Criticism: The photo drew several comments, some of which thanked Perry for meeting with Gabriel and others that questioned why he would meet with someone whose organization appears on Southern Poverty Law Center's "Hatewatch" list.
The photo set off red flags for Charles Weise, a Gettysburg College economics professor, who said he remembered seeing Gabriel on television.
Weise did some research, finding that ACT for America was also denounced by the Anti-Defamation League and Center for New Community, and he decided to send a letter to the editor that was published in the Gettysburg Times and The Evening Sun of Hanover.
Weise, a registered Democrat, said his brief research led him to believe the group spreads hate and misconceptions about the Muslim religion as a whole.
Mark Potok, a senior fellow at Southern Poverty Law Center, said Gabriel in particular is "nothing more than a Muslim-hating propagandist" who conflates all Muslim groups with terrorists.
The center put together a profile on ACT for America, pointing out that Gabriel said a “Practicing Muslim who believes the word of the Koran to be the word of Allah … who goes to mosque and prays every Friday, who prays five times a day — this practicing Muslim, who believes in the teachings of the Koran, cannot be a loyal citizen of the United States.”
Gabriel has written two New York Times best-selling books, "Because They Hate" and "They Must be Stopped," in which she describes growing up in Lebanon and seeing the destruction caused by Islamic militants.
Potok said he cannot point to any direct negative effects from Gabriel's rhetoric, but he said her group and groups like hers are a big reason for a recent spike in hate crimes committed against Muslims.
According to the FBI's most recent report on hate-crime statistics, there were 257 documented incidents of hate crimes committed against Muslims across the country in 2015. That figure represents a nearly 67 percent increase over 2014 and is the highest it has been since 2001, in the aftermath of the Sept. 11, 2001, terrorist attacks, according to the report.

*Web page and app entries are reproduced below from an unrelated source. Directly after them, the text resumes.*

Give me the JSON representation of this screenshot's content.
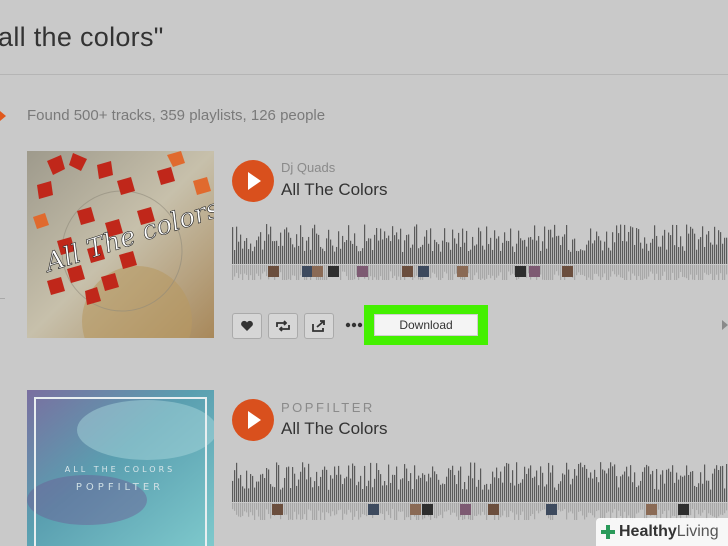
{
  "search": {
    "query_heading": "all the colors\""
  },
  "results": {
    "summary": "Found 500+ tracks, 359 playlists, 126 people"
  },
  "tracks": [
    {
      "artist": "Dj Quads",
      "title": "All The Colors",
      "art_text": "All The colors"
    },
    {
      "artist": "POPFILTER",
      "title": "All The Colors",
      "art_text": "ALL THE COLORS",
      "art_subtext": "POPFILTER"
    }
  ],
  "actions": {
    "like_icon": "heart-icon",
    "repost_icon": "repost-icon",
    "share_icon": "share-icon",
    "more_icon": "more-icon",
    "download_label": "Download"
  },
  "colors": {
    "accent": "#d9501d",
    "highlight": "#44f000",
    "background": "#c9c9c9"
  },
  "watermark": {
    "brand": "Healthy",
    "brand_light": "Living"
  }
}
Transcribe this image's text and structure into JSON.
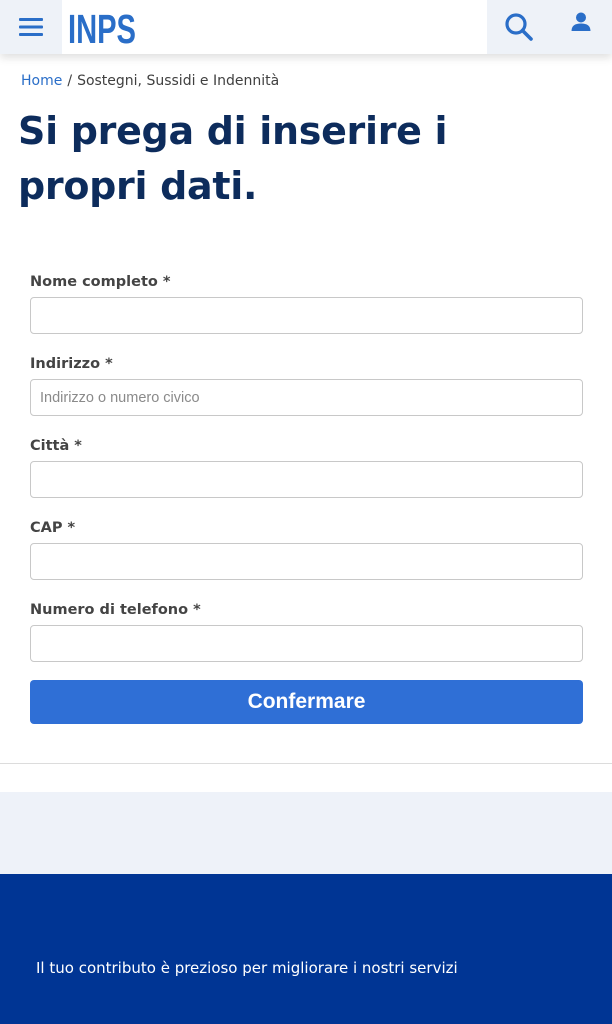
{
  "header": {
    "logo_text": "INPS",
    "menu_icon": "hamburger-menu-icon",
    "search_icon": "search-icon",
    "user_icon": "user-icon",
    "brand_color": "#2a6ec8"
  },
  "breadcrumb": {
    "home": "Home",
    "separator": "/",
    "current": "Sostegni, Sussidi e Indennità"
  },
  "page": {
    "title": "Si prega di inserire i propri dati."
  },
  "form": {
    "fields": [
      {
        "label": "Nome completo *",
        "value": "",
        "placeholder": ""
      },
      {
        "label": "Indirizzo *",
        "value": "",
        "placeholder": "Indirizzo o numero civico"
      },
      {
        "label": "Città *",
        "value": "",
        "placeholder": ""
      },
      {
        "label": "CAP *",
        "value": "",
        "placeholder": ""
      },
      {
        "label": "Numero di telefono *",
        "value": "",
        "placeholder": ""
      }
    ],
    "submit_label": "Confermare",
    "submit_color": "#2f6fd6"
  },
  "footer": {
    "text": "Il tuo contributo è prezioso per migliorare i nostri servizi",
    "background_color": "#003594"
  }
}
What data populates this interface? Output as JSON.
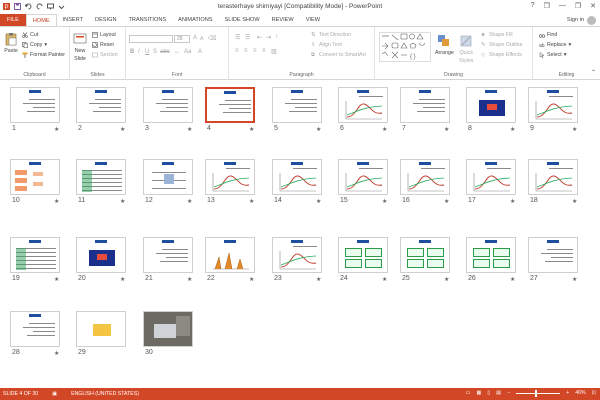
{
  "window": {
    "title": "terasterhaye shimiyayi [Compatibility Mode] - PowerPoint",
    "controls": [
      "?",
      "❐",
      "—",
      "❐",
      "✕"
    ]
  },
  "tabs": [
    {
      "label": "FILE",
      "kind": "file"
    },
    {
      "label": "HOME",
      "kind": "active"
    },
    {
      "label": "INSERT",
      "kind": ""
    },
    {
      "label": "DESIGN",
      "kind": ""
    },
    {
      "label": "TRANSITIONS",
      "kind": ""
    },
    {
      "label": "ANIMATIONS",
      "kind": ""
    },
    {
      "label": "SLIDE SHOW",
      "kind": ""
    },
    {
      "label": "REVIEW",
      "kind": ""
    },
    {
      "label": "VIEW",
      "kind": ""
    }
  ],
  "signin": "Sign in",
  "ribbon": {
    "clipboard": {
      "label": "Clipboard",
      "paste": "Paste",
      "cut": "Cut",
      "copy": "Copy",
      "format_painter": "Format Painter"
    },
    "slides": {
      "label": "Slides",
      "new_slide": "New",
      "new_slide2": "Slide",
      "layout": "Layout",
      "reset": "Reset",
      "section": "Section"
    },
    "font": {
      "label": "Font",
      "size": "28"
    },
    "paragraph": {
      "label": "Paragraph",
      "text_direction": "Text Direction",
      "align_text": "Align Text",
      "smartart": "Convert to SmartArt"
    },
    "drawing": {
      "label": "Drawing",
      "arrange": "Arrange",
      "quick_styles": "Quick",
      "quick_styles2": "Styles",
      "shape_fill": "Shape Fill",
      "shape_outline": "Shape Outline",
      "shape_effects": "Shape Effects"
    },
    "editing": {
      "label": "Editing",
      "find": "Find",
      "replace": "Replace",
      "select": "Select"
    }
  },
  "slides": {
    "selected": 4,
    "numbers": [
      "1",
      "2",
      "3",
      "4",
      "5",
      "6",
      "7",
      "8",
      "9",
      "10",
      "11",
      "12",
      "13",
      "14",
      "15",
      "16",
      "17",
      "18",
      "19",
      "20",
      "21",
      "22",
      "23",
      "24",
      "25",
      "26",
      "27",
      "28",
      "29",
      "30"
    ],
    "star": "★"
  },
  "status": {
    "slide": "SLIDE 4 OF 30",
    "language": "ENGLISH (UNITED STATES)",
    "zoom": "46%",
    "zoom_fraction": 0.46
  },
  "colors": {
    "accent": "#d24726",
    "header": "#1f4e9e"
  }
}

The FBI defines a hate crime as a "criminal offense against a person or property motivated in whole or in part by an offender's bias against a race, religion, disability, sexual orientation, ethnicity, gender or gender identity."
Potok said his organization's hope in labeling ACT as a hate group is that people will not give credence to its propaganda.

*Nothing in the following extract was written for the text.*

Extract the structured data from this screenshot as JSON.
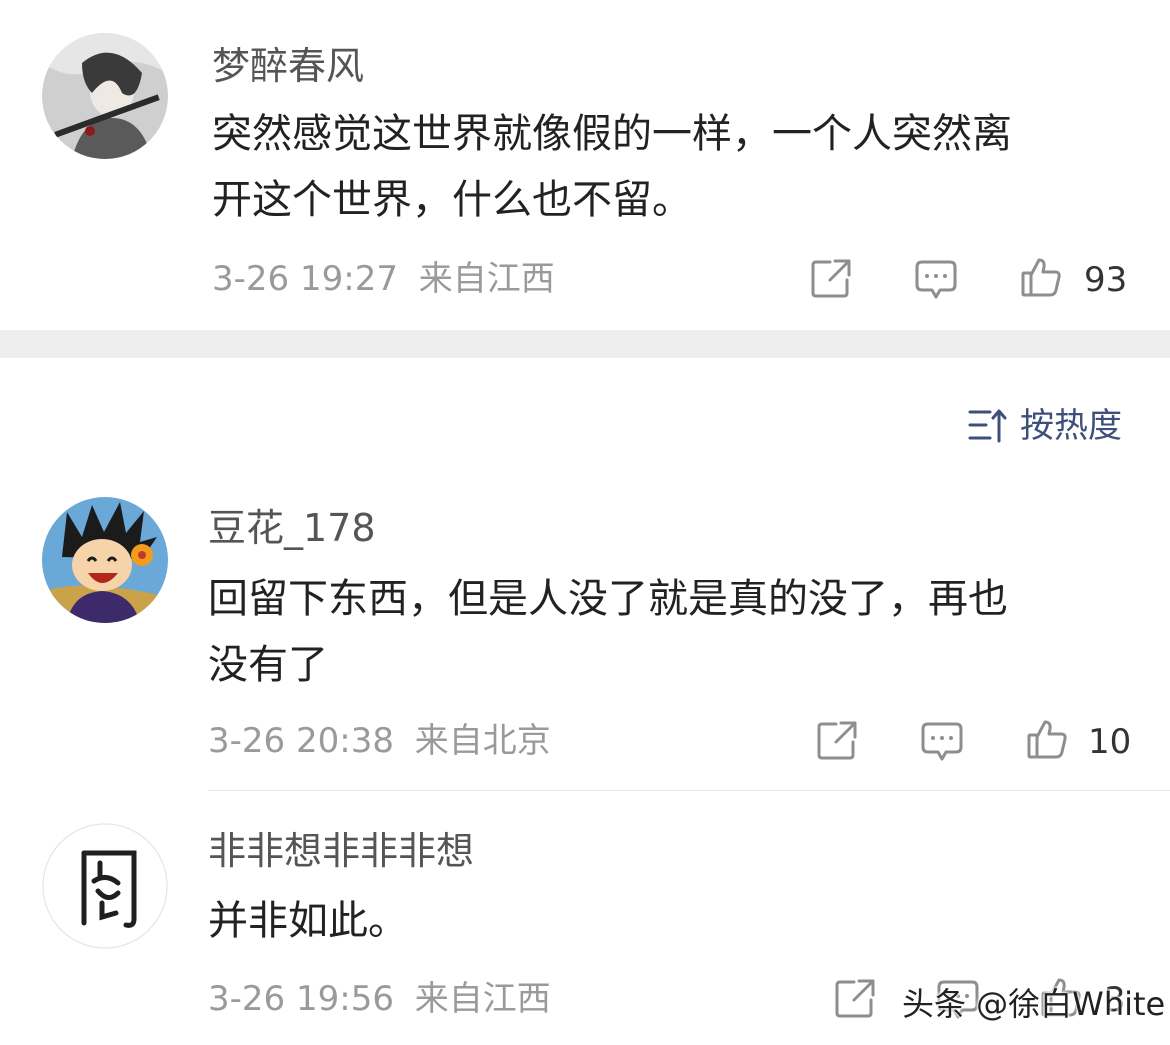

Perry response: Perry called the Southern Poverty Law Center an "extremist left-wing organization" and said anyone referencing its viewpoint is ill-informed or without merit.
"The fact that they would condemn anyone is laughable," Perry said, urging anyone who reads this article to do their own research before accepting the center's definition of hate group. "One person's hate group is another person's patriot."
Perry said he doesn't see ACT as anti-Muslim but rather as an anti-religious discrimination and anti-radical terrorism group.
"I'm not going to be bullied by ideologically driven, radical organizations into not taking meetings," he said.
Potok said the center is a nonpartisan group that tracks radical, right-wing organizations. Its hate map includes organizations that it considers anti-Muslim, white nationalist and neo-Nazi, among others.
Weise said he wishes Perry would make an effort to learn more about all his constituents, including Muslims, rather than just those who voted for him.
"When you don't know people, it's a lot easier to (believe) all sorts of misconceptions," he said.
Perry said he's happy to meet and take pictures with people and organizations on all sides of a debate.
Perry couldn't recall meeting recently with a Muslim organization, but he pointed to a September Homeland Security meeting when he invited Dr. Zuhdi Jasser and Shireen Qudosi to discuss the importance of moderate voices in the Muslim community and the ability of moderate Islam to exist in Western society.
David White, a spokesman from ACT for America, wrote in an email Monday that Gabriel is traveling for the holidays, but questions would be forwarded to her. Neither Gabriel nor White had responded to the questions by the end of Tuesday.